TASK ITEM -
Give back the records below exactly, every one, with no pictures.

TASK INPUTS -
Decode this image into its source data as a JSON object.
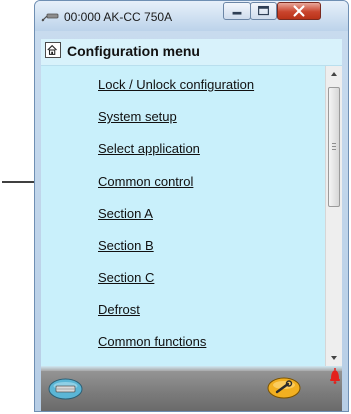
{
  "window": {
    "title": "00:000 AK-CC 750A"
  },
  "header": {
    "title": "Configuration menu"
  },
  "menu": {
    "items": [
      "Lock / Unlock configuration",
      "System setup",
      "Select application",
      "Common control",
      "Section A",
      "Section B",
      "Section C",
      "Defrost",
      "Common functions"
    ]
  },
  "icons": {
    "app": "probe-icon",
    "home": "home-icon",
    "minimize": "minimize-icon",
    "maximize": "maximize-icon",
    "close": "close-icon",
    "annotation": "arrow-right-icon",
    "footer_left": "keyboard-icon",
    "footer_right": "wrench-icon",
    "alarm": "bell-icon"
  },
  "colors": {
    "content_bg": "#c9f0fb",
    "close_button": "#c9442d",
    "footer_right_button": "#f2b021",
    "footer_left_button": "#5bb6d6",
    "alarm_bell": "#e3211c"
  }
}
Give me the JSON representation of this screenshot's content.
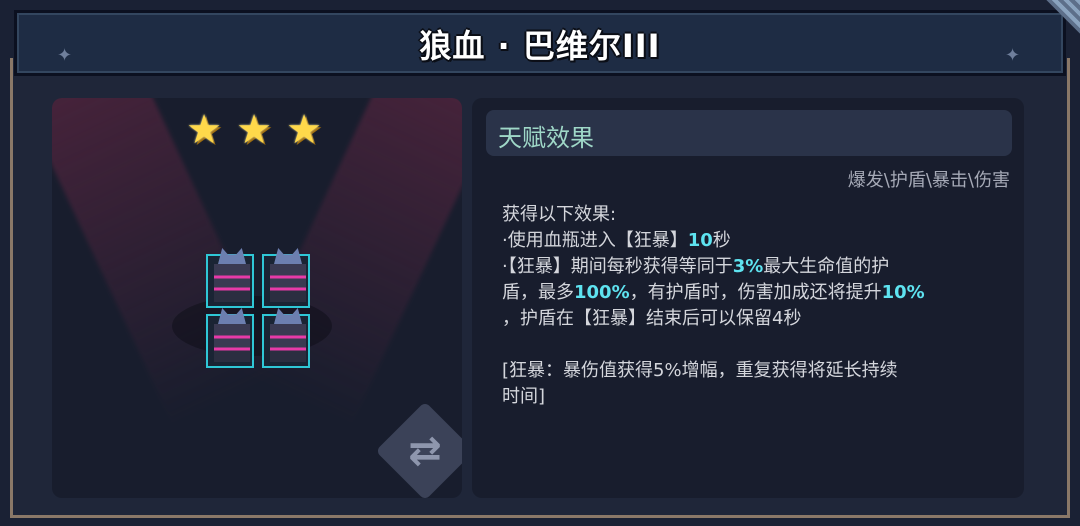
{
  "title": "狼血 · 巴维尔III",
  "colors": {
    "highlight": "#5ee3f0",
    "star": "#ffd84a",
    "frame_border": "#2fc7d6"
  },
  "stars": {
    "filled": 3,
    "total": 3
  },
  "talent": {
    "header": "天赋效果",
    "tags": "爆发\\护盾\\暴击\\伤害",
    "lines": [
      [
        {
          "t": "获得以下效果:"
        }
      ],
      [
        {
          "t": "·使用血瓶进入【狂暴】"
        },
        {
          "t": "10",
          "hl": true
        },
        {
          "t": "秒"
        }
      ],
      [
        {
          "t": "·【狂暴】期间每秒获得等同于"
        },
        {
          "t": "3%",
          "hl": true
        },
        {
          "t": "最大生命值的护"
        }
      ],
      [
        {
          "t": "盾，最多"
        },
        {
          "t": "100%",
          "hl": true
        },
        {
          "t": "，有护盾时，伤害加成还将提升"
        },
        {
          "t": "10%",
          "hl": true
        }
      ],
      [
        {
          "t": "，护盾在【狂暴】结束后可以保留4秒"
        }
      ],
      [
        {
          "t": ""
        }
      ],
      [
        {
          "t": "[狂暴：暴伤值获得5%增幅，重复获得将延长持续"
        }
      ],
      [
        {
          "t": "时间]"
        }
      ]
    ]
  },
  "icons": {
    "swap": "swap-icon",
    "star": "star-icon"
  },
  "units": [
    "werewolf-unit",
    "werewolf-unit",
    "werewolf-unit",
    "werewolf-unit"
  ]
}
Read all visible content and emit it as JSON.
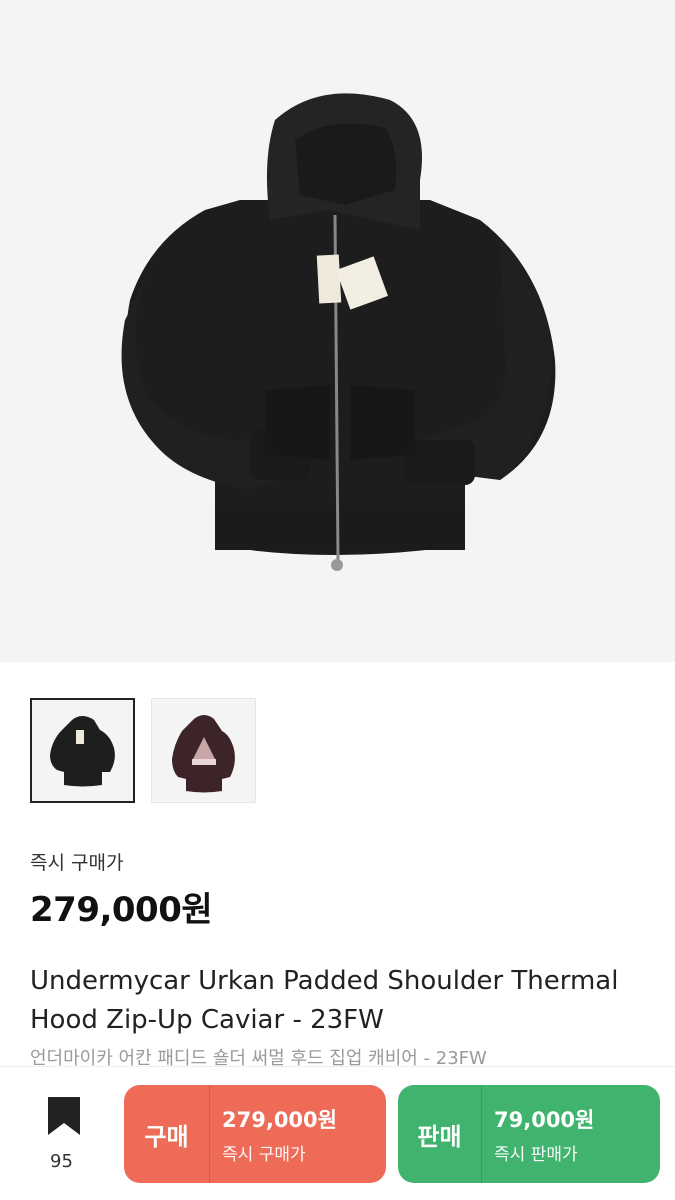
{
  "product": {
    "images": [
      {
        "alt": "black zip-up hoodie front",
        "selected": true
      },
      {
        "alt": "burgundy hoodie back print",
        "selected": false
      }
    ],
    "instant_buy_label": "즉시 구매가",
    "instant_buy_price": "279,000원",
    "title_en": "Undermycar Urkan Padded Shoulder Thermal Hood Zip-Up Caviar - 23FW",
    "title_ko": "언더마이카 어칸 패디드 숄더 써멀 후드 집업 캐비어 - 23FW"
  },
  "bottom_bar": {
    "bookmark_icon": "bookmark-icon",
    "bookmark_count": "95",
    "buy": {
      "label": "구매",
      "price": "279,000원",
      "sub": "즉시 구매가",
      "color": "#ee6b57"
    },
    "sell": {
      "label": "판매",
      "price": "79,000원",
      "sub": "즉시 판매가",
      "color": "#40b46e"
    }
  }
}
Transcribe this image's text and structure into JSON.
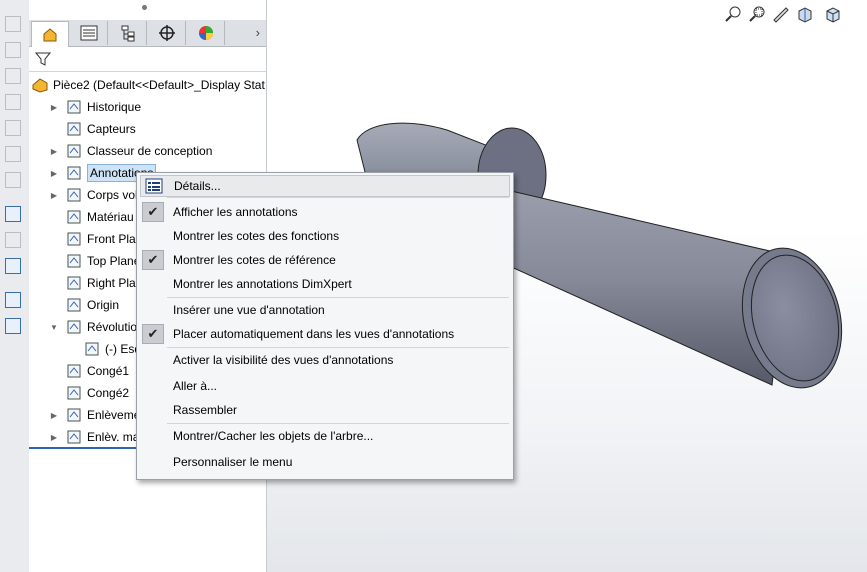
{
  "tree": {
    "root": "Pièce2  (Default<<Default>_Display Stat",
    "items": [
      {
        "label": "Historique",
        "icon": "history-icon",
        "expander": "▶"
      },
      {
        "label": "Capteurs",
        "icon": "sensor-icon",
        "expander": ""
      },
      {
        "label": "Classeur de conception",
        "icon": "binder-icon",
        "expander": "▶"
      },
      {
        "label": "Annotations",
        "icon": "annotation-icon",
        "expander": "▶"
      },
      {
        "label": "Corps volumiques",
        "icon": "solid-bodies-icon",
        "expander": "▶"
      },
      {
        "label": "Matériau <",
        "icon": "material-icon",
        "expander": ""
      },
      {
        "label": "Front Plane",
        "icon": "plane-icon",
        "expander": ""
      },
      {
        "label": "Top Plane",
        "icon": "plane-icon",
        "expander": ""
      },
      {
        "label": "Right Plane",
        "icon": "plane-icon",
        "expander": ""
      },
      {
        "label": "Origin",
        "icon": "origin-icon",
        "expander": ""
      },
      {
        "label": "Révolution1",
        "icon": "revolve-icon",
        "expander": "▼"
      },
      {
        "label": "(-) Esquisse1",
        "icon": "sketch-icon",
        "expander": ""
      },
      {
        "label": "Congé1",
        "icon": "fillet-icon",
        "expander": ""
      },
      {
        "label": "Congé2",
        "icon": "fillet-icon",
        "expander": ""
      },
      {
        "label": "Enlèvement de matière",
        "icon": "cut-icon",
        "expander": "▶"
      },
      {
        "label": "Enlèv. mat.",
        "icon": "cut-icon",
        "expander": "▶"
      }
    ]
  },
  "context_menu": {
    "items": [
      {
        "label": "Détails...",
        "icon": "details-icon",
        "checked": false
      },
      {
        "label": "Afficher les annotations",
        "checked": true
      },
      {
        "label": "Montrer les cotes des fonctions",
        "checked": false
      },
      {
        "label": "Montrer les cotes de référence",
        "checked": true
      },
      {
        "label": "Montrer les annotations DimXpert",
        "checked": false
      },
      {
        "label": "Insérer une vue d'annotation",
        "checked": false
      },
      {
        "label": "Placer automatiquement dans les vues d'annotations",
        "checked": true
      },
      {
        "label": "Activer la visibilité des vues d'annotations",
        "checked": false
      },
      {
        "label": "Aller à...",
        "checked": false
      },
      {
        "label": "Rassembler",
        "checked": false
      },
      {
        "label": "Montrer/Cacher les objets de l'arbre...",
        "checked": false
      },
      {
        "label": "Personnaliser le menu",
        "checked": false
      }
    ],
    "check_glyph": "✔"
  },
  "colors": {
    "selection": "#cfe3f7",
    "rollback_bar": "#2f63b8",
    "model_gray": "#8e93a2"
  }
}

RESULT -
Decode this image into its source data as a JSON object.
{
  "window": {
    "title": "00:000 AK-CC 750A"
  },
  "header": {
    "title": "Configuration menu"
  },
  "menu": {
    "items": [
      "Lock / Unlock configuration",
      "System setup",
      "Select application",
      "Common control",
      "Section A",
      "Section B",
      "Section C",
      "Defrost",
      "Common functions"
    ]
  },
  "icons": {
    "app": "probe-icon",
    "home": "home-icon",
    "minimize": "minimize-icon",
    "maximize": "maximize-icon",
    "close": "close-icon",
    "annotation": "arrow-right-icon",
    "footer_left": "keyboard-icon",
    "footer_right": "wrench-icon",
    "alarm": "bell-icon"
  },
  "colors": {
    "content_bg": "#c9f0fb",
    "close_button": "#c9442d",
    "footer_right_button": "#f2b021",
    "footer_left_button": "#5bb6d6",
    "alarm_bell": "#e3211c"
  }
}
Give me the JSON representation of this screenshot's content.
{
  "title": "狼血 · 巴维尔III",
  "colors": {
    "highlight": "#5ee3f0",
    "star": "#ffd84a",
    "frame_border": "#2fc7d6"
  },
  "stars": {
    "filled": 3,
    "total": 3
  },
  "talent": {
    "header": "天赋效果",
    "tags": "爆发\\护盾\\暴击\\伤害",
    "lines": [
      [
        {
          "t": "获得以下效果:"
        }
      ],
      [
        {
          "t": "·使用血瓶进入【狂暴】"
        },
        {
          "t": "10",
          "hl": true
        },
        {
          "t": "秒"
        }
      ],
      [
        {
          "t": "·【狂暴】期间每秒获得等同于"
        },
        {
          "t": "3%",
          "hl": true
        },
        {
          "t": "最大生命值的护"
        }
      ],
      [
        {
          "t": "盾，最多"
        },
        {
          "t": "100%",
          "hl": true
        },
        {
          "t": "，有护盾时，伤害加成还将提升"
        },
        {
          "t": "10%",
          "hl": true
        }
      ],
      [
        {
          "t": "，护盾在【狂暴】结束后可以保留4秒"
        }
      ],
      [
        {
          "t": ""
        }
      ],
      [
        {
          "t": "[狂暴：暴伤值获得5%增幅，重复获得将延长持续"
        }
      ],
      [
        {
          "t": "时间]"
        }
      ]
    ]
  },
  "icons": {
    "swap": "swap-icon",
    "star": "star-icon"
  },
  "units": [
    "werewolf-unit",
    "werewolf-unit",
    "werewolf-unit",
    "werewolf-unit"
  ]
}
Read all visible content and emit it as JSON.
{
  "product": {
    "images": [
      {
        "alt": "black zip-up hoodie front",
        "selected": true
      },
      {
        "alt": "burgundy hoodie back print",
        "selected": false
      }
    ],
    "instant_buy_label": "즉시 구매가",
    "instant_buy_price": "279,000원",
    "title_en": "Undermycar Urkan Padded Shoulder Thermal Hood Zip-Up Caviar - 23FW",
    "title_ko": "언더마이카 어칸 패디드 숄더 써멀 후드 집업 캐비어 - 23FW"
  },
  "bottom_bar": {
    "bookmark_icon": "bookmark-icon",
    "bookmark_count": "95",
    "buy": {
      "label": "구매",
      "price": "279,000원",
      "sub": "즉시 구매가",
      "color": "#ee6b57"
    },
    "sell": {
      "label": "판매",
      "price": "79,000원",
      "sub": "즉시 판매가",
      "color": "#40b46e"
    }
  }
}
Transcribe this image's text and structure into JSON.
{
  "tree": {
    "root": "Pièce2  (Default<<Default>_Display Stat",
    "items": [
      {
        "label": "Historique",
        "icon": "history-icon",
        "expander": "▶"
      },
      {
        "label": "Capteurs",
        "icon": "sensor-icon",
        "expander": ""
      },
      {
        "label": "Classeur de conception",
        "icon": "binder-icon",
        "expander": "▶"
      },
      {
        "label": "Annotations",
        "icon": "annotation-icon",
        "expander": "▶"
      },
      {
        "label": "Corps volumiques",
        "icon": "solid-bodies-icon",
        "expander": "▶"
      },
      {
        "label": "Matériau <",
        "icon": "material-icon",
        "expander": ""
      },
      {
        "label": "Front Plane",
        "icon": "plane-icon",
        "expander": ""
      },
      {
        "label": "Top Plane",
        "icon": "plane-icon",
        "expander": ""
      },
      {
        "label": "Right Plane",
        "icon": "plane-icon",
        "expander": ""
      },
      {
        "label": "Origin",
        "icon": "origin-icon",
        "expander": ""
      },
      {
        "label": "Révolution1",
        "icon": "revolve-icon",
        "expander": "▼"
      },
      {
        "label": "(-) Esquisse1",
        "icon": "sketch-icon",
        "expander": ""
      },
      {
        "label": "Congé1",
        "icon": "fillet-icon",
        "expander": ""
      },
      {
        "label": "Congé2",
        "icon": "fillet-icon",
        "expander": ""
      },
      {
        "label": "Enlèvement de matière",
        "icon": "cut-icon",
        "expander": "▶"
      },
      {
        "label": "Enlèv. mat.",
        "icon": "cut-icon",
        "expander": "▶"
      }
    ]
  },
  "context_menu": {
    "items": [
      {
        "label": "Détails...",
        "icon": "details-icon",
        "checked": false
      },
      {
        "label": "Afficher les annotations",
        "checked": true
      },
      {
        "label": "Montrer les cotes des fonctions",
        "checked": false
      },
      {
        "label": "Montrer les cotes de référence",
        "checked": true
      },
      {
        "label": "Montrer les annotations DimXpert",
        "checked": false
      },
      {
        "label": "Insérer une vue d'annotation",
        "checked": false
      },
      {
        "label": "Placer automatiquement dans les vues d'annotations",
        "checked": true
      },
      {
        "label": "Activer la visibilité des vues d'annotations",
        "checked": false
      },
      {
        "label": "Aller à...",
        "checked": false
      },
      {
        "label": "Rassembler",
        "checked": false
      },
      {
        "label": "Montrer/Cacher les objets de l'arbre...",
        "checked": false
      },
      {
        "label": "Personnaliser le menu",
        "checked": false
      }
    ],
    "check_glyph": "✔"
  },
  "colors": {
    "selection": "#cfe3f7",
    "rollback_bar": "#2f63b8",
    "model_gray": "#8e93a2"
  }
}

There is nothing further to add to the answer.